The next morning Burr left early with John Morgan for a tour of Washington, Pennsylvania. Burr wanted to meet David Bradford, one of the ringleaders of the Whiskey Rebellion, who used to reside there. But Bradford had left Pennsylvania to live in Baton Rouge. Learning a meeting was impossible, Burr promptly left Washington. When John Morgan returned home, he encouraged his father to inform Jefferson of the danger posed by Burr. Three days later, George Morgan wrote to the president.
Unfortunately, no copy of Morgan’s letter exists, but years later in a note to Morgan’s daughter, Jefferson confided it was her father’s letter that first alerted him to Burr’s treasonous intentions. That was a comforting thing for Jefferson to say, but Morgan was not the only voice calling attention to Burr’s activities in the west. He was hearing from other military and government officials expressing a similar alarm. The union, Jefferson concluded, was not safe from Aaron Burr and an arrest order went out for the notorious American scoundrel.
David Head is associate lecturer of history at the University of Central Florida and distinguished faculty fellow in history at Kentucky Wesleyan College. He is the co-editor A Republic of Scoundrels: The Schemers, Intriguers, and Adventurers Who Created a New American Nation.
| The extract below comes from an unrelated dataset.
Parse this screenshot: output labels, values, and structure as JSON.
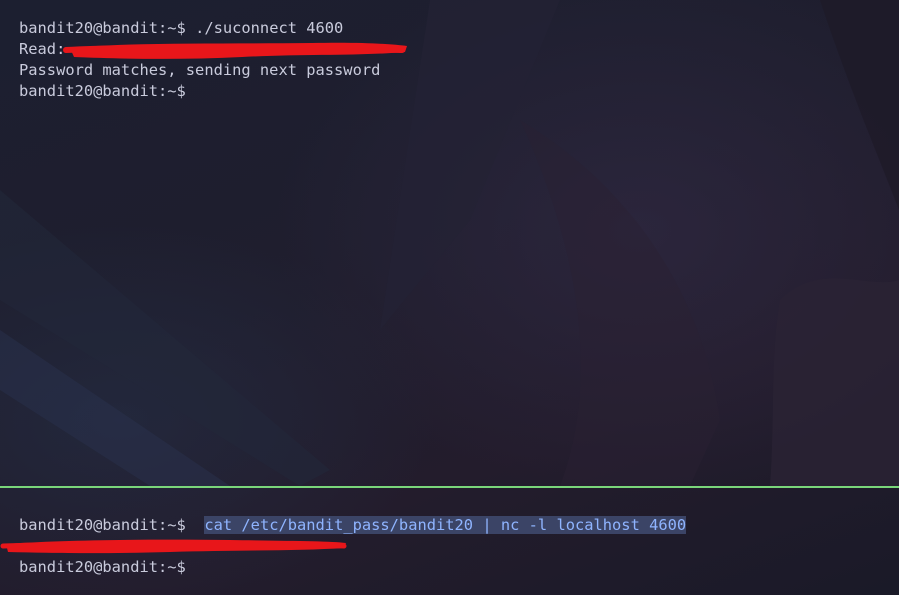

Timothy C. Hemmis is an associate professor of history at Texas A&M University-Central Texas. He is the co-editor of A Republic of Scoundrels: The Schemers, Intriguers, and Adventurers Who Created a New American Nation.